New American Studies


Dave Smith

Row upon row of carved stallions time

and earth-weight endow with grace

that pulls still the armies of the Emperor.

Perfect, too, padded vest, lance, brass

wheels no sun can outroll. Warriors

mounted to ride beyond anything alive.


But the fixed step of such battalions—

farriers have told the makers this—

can fade into shriek, a thigh’s bone-snap,

one elegant hoof, and the maker drifts

from his poem to pray—no rip

of harness tumbles his finest squadrons


who can go like wind up cliff’s breast

or gleam little spruce meadows gold

if fear strikes the gods to hurl them.

But if foreheads seem to tremble

as even great horses do, they dream

they are already charging. Art insists


none think to flee when shapes shift.

The visage of the truest blinks

only once, for these it will be never.

All hooked—fist, saddle, forelock

grip upon blade upon bone—to deliver

what matters—duty’s alignments
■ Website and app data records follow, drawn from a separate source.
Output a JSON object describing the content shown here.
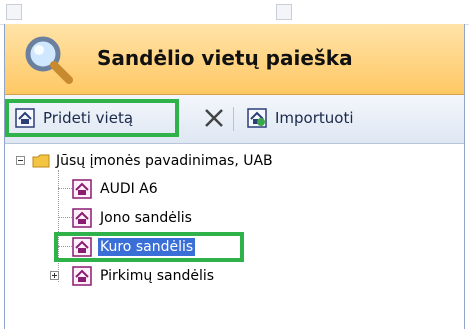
{
  "header": {
    "title": "Sandėlio vietų paieška",
    "icon": "magnifier-icon"
  },
  "toolbar": {
    "add_label": "Prideti vietą",
    "delete_icon": "close-icon",
    "import_label": "Importuoti"
  },
  "tree": {
    "root": "Jūsų įmonės pavadinimas, UAB",
    "items": [
      {
        "label": "AUDI A6"
      },
      {
        "label": "Jono sandėlis"
      },
      {
        "label": "Kuro sandėlis",
        "selected": true
      },
      {
        "label": "Pirkimų sandėlis",
        "collapsed": true
      }
    ]
  },
  "colors": {
    "highlight": "#2fb24a",
    "selection": "#3a6fd8",
    "header_bg": "#ffd17a"
  }
}
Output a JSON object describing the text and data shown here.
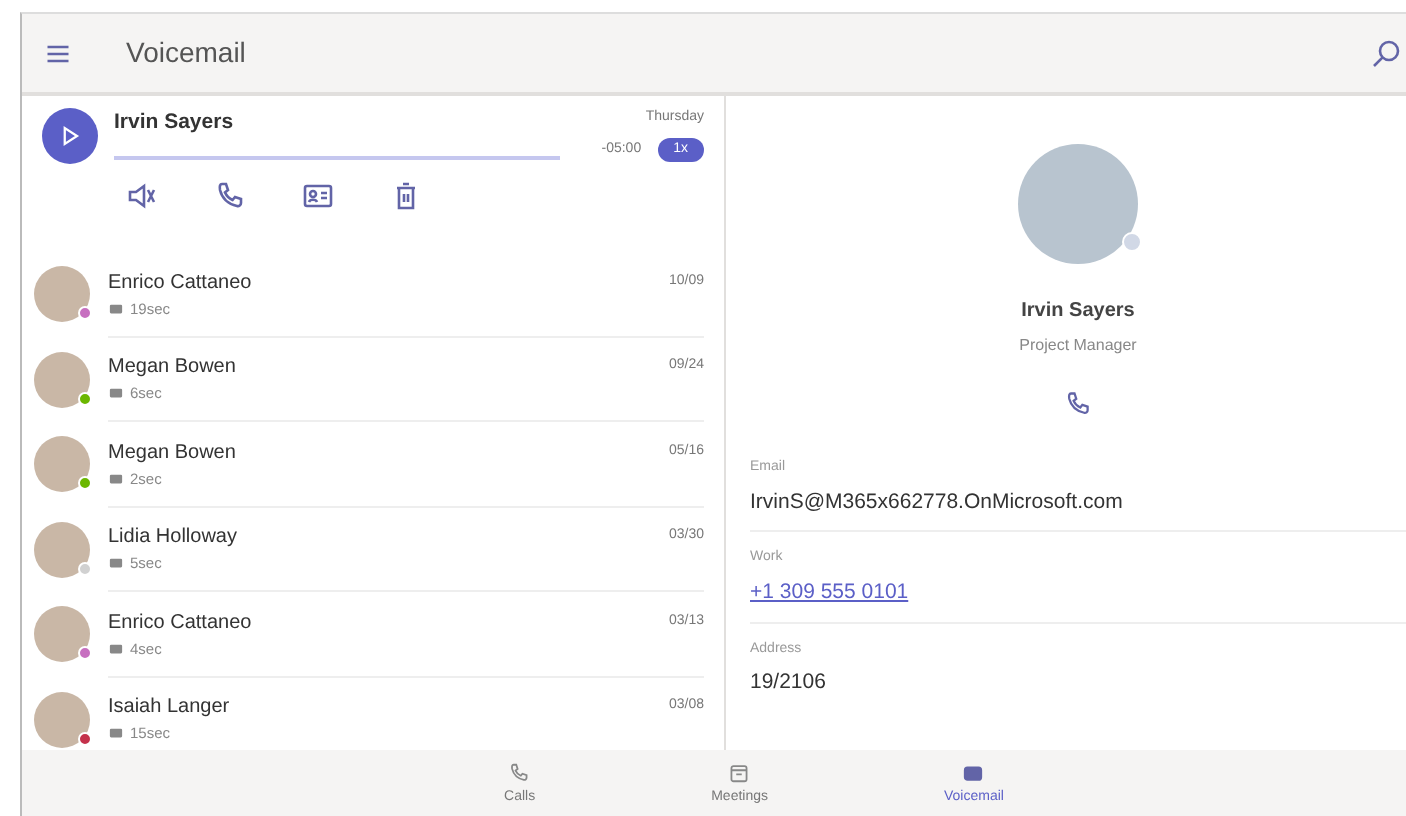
{
  "header": {
    "title": "Voicemail"
  },
  "player": {
    "name": "Irvin Sayers",
    "day": "Thursday",
    "remaining": "-05:00",
    "speed": "1x"
  },
  "voicemails": [
    {
      "name": "Enrico Cattaneo",
      "duration": "19sec",
      "date": "10/09",
      "color": "#c76fc0"
    },
    {
      "name": "Megan Bowen",
      "duration": "6sec",
      "date": "09/24",
      "color": "#6bb700"
    },
    {
      "name": "Megan Bowen",
      "duration": "2sec",
      "date": "05/16",
      "color": "#6bb700"
    },
    {
      "name": "Lidia Holloway",
      "duration": "5sec",
      "date": "03/30",
      "color": "#d1d1d1"
    },
    {
      "name": "Enrico Cattaneo",
      "duration": "4sec",
      "date": "03/13",
      "color": "#c76fc0"
    },
    {
      "name": "Isaiah Langer",
      "duration": "15sec",
      "date": "03/08",
      "color": "#c4314b"
    }
  ],
  "contact": {
    "name": "Irvin Sayers",
    "role": "Project Manager",
    "color": "#d1d8e6",
    "fields": [
      {
        "label": "Email",
        "value": "IrvinS@M365x662778.OnMicrosoft.com",
        "kind": "text"
      },
      {
        "label": "Work",
        "value": "+1 309 555 0101",
        "kind": "link"
      },
      {
        "label": "Address",
        "value": "19/2106",
        "kind": "text"
      }
    ]
  },
  "nav": [
    {
      "label": "Calls",
      "kind": "calls",
      "selected": false
    },
    {
      "label": "Meetings",
      "kind": "meetings",
      "selected": false
    },
    {
      "label": "Voicemail",
      "kind": "voicemail",
      "selected": true
    }
  ]
}
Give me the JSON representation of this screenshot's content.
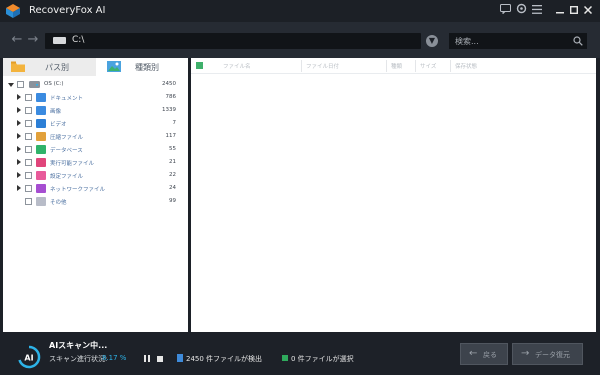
{
  "app": {
    "title": "RecoveryFox AI"
  },
  "titlebar_icons": [
    "chat-icon",
    "settings-icon",
    "menu-icon",
    "minimize-icon",
    "maximize-icon",
    "close-icon"
  ],
  "toolbar": {
    "path": "C:\\",
    "search_placeholder": "検索..."
  },
  "tabs": [
    {
      "label": "パス別",
      "icon": "folder-icon",
      "active": false
    },
    {
      "label": "種類別",
      "icon": "image-icon",
      "active": true
    }
  ],
  "tree": {
    "root": {
      "label": "OS (C:)",
      "count": "2450"
    },
    "items": [
      {
        "label": "ドキュメント",
        "count": "786",
        "icon": "document-folder-icon",
        "color": "#3b8be0"
      },
      {
        "label": "画像",
        "count": "1339",
        "icon": "image-folder-icon",
        "color": "#3b8be0"
      },
      {
        "label": "ビデオ",
        "count": "7",
        "icon": "video-folder-icon",
        "color": "#2c7fd6"
      },
      {
        "label": "圧縮ファイル",
        "count": "117",
        "icon": "archive-folder-icon",
        "color": "#e2a13b"
      },
      {
        "label": "データベース",
        "count": "55",
        "icon": "database-folder-icon",
        "color": "#2fb36a"
      },
      {
        "label": "実行可能ファイル",
        "count": "21",
        "icon": "executable-folder-icon",
        "color": "#e0457b"
      },
      {
        "label": "設定ファイル",
        "count": "22",
        "icon": "config-folder-icon",
        "color": "#e85a9a"
      },
      {
        "label": "ネットワークファイル",
        "count": "24",
        "icon": "network-folder-icon",
        "color": "#a64ed1"
      },
      {
        "label": "その他",
        "count": "99",
        "icon": "other-folder-icon",
        "color": "#b8bcc8"
      }
    ]
  },
  "file_table": {
    "columns": [
      "ファイル名",
      "ファイル日付",
      "種類",
      "サイズ",
      "保存状態"
    ]
  },
  "footer": {
    "scan_title": "AIスキャン中...",
    "scan_progress_label": "スキャン進行状況:",
    "scan_progress": "8.17 %",
    "files_found": "2450 件ファイルが検出",
    "files_selected": "0 件ファイルが選択",
    "back_label": "戻る",
    "recover_label": "データ復元"
  },
  "colors": {
    "accent": "#2db3e8",
    "background": "#1d2128",
    "panel": "#ffffff",
    "checkbox_green": "#3fb06b"
  }
}
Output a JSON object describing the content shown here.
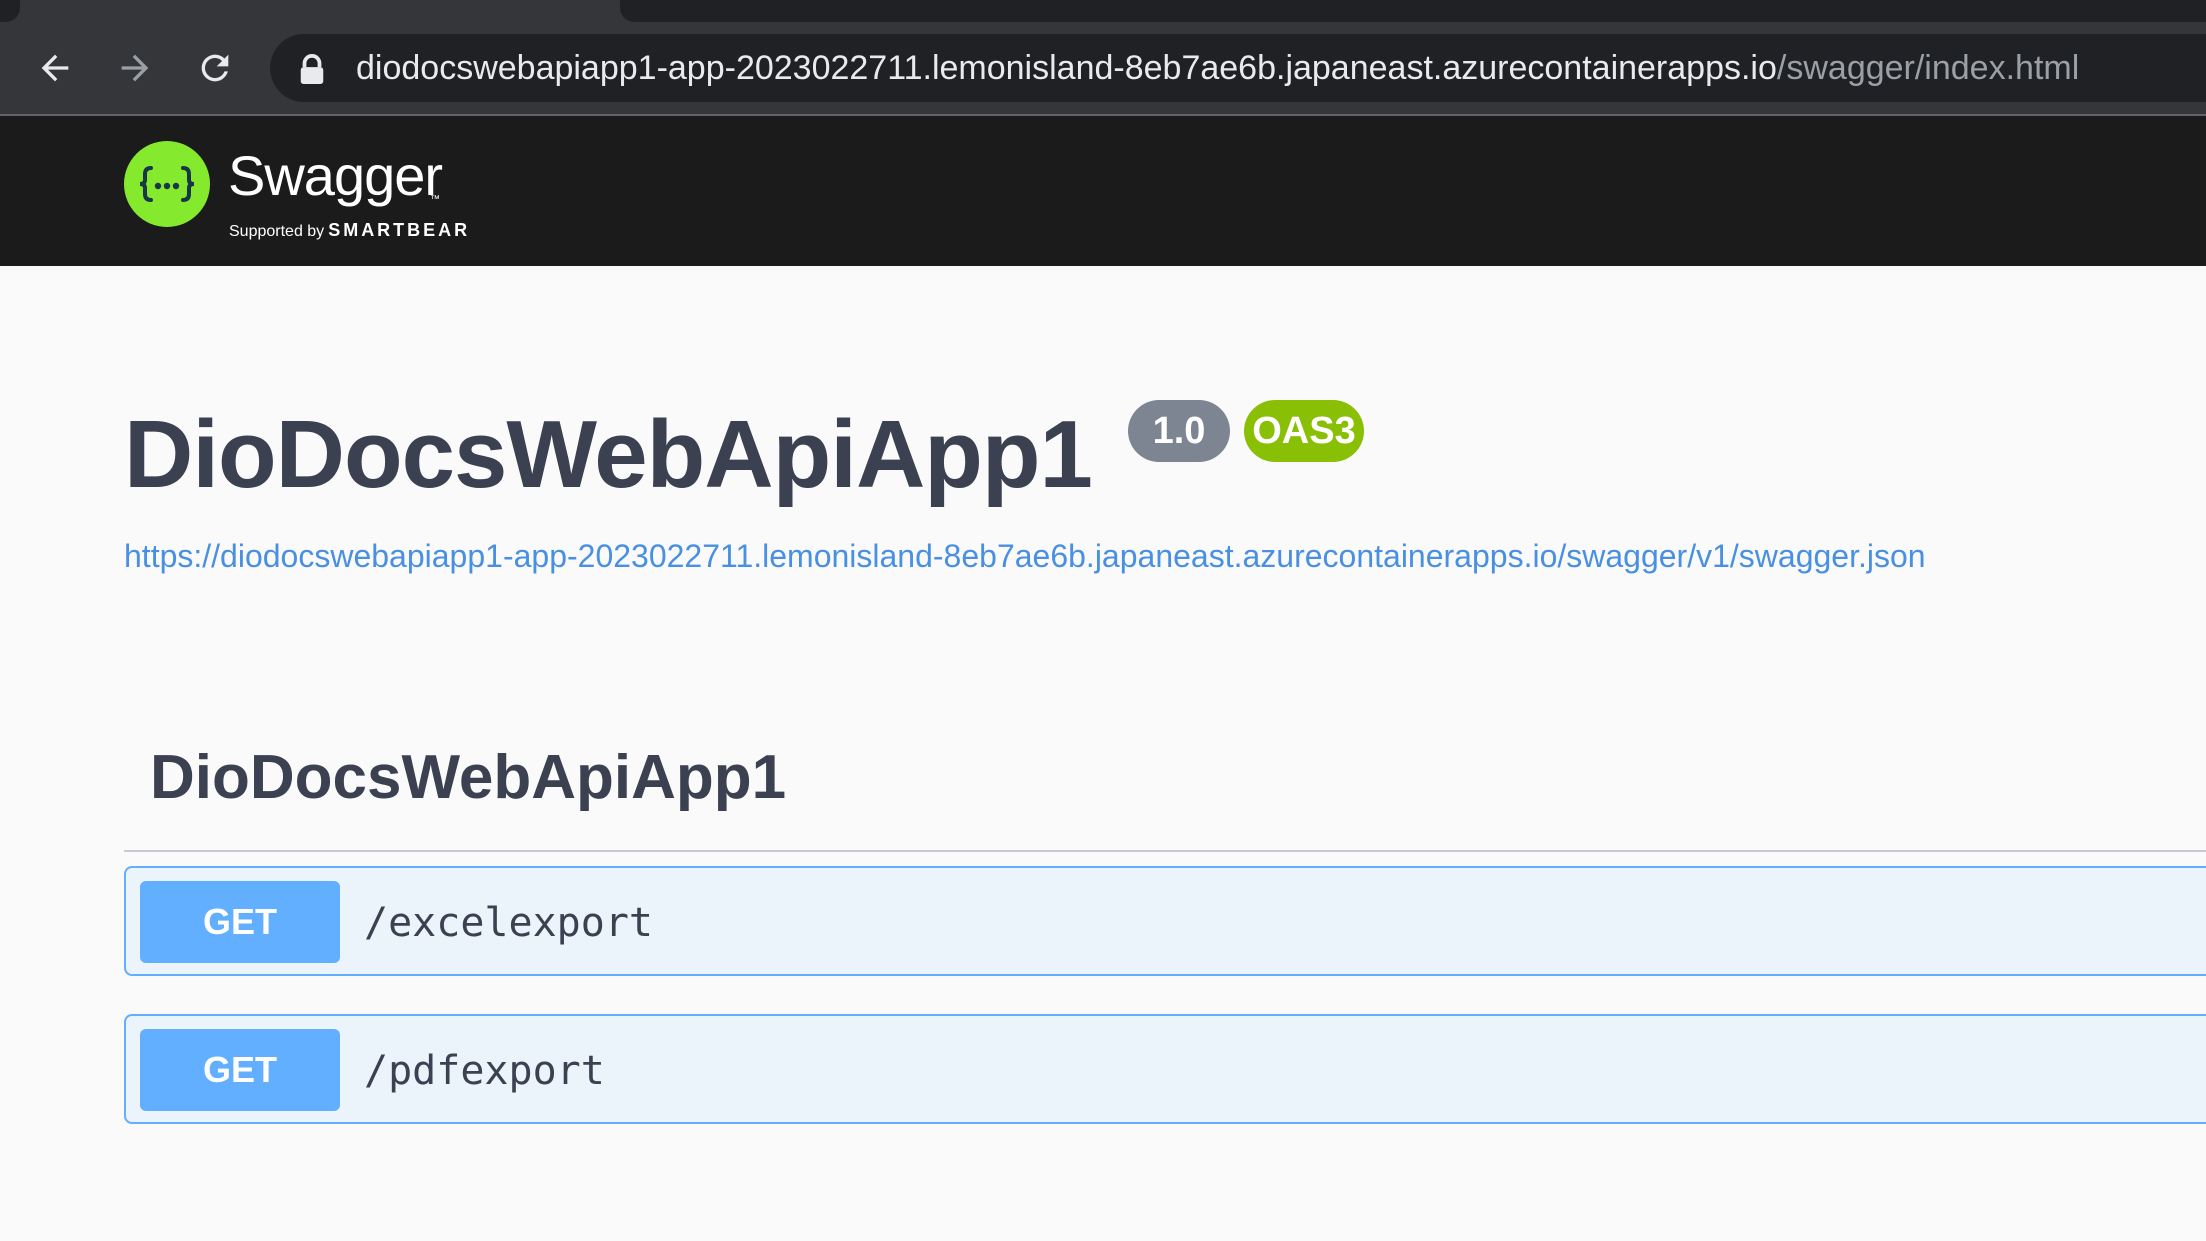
{
  "browser": {
    "url_host": "diodocswebapiapp1-app-2023022711.lemonisland-8eb7ae6b.japaneast.azurecontainerapps.io",
    "url_path": "/swagger/index.html",
    "icons": [
      "back-icon",
      "forward-icon",
      "reload-icon",
      "lock-icon"
    ]
  },
  "topbar": {
    "logo_text": "Swagger",
    "logo_tm": "™",
    "supported_by": "Supported by",
    "smartbear": "SMARTBEAR",
    "background": "#1b1b1b",
    "logo_color": "#85ea2d"
  },
  "info": {
    "title": "DioDocsWebApiApp1",
    "version": "1.0",
    "oas_badge": "OAS3",
    "spec_url": "https://diodocswebapiapp1-app-2023022711.lemonisland-8eb7ae6b.japaneast.azurecontainerapps.io/swagger/v1/swagger.json"
  },
  "tag": {
    "name": "DioDocsWebApiApp1"
  },
  "operations": [
    {
      "method": "GET",
      "path": "/excelexport"
    },
    {
      "method": "GET",
      "path": "/pdfexport"
    }
  ],
  "colors": {
    "get_method": "#61affe",
    "text_primary": "#3b4151",
    "link": "#4990e2",
    "version_badge": "#7d8492",
    "oas_badge": "#89bf04"
  }
}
of flesh, brutes, boys in cocked-up hats.

How could they fail? sculptors boast.

In battle, spit’s drip and blood-bubble

perfectly measures a man, the best

horse for field-clamor, the struggle

of hearts buried. See, each pulls for that.

About the Author

Dave Smith’s 16th book of poems, Looking Up: Poems 2010-2022, will be published in December 2022 by Louisiana State University Press, where it has been awarded the Les Philabaum Poetry Prize. Smith retired from teaching at Johns Hopkins University in 2013. He had previously held the position of Boyd Professor of English and co-editor of TheSouthern Review at Louisiana State University. Smith has been awarded grants from the National Endowment of the Arts, the John Simon Guggenheim Foundation, the Lyndhurst Foundation, and the Rockefeller/Bellagio Foundation. He lives with his wife of 57 years in Baton Rouge, Louisiana.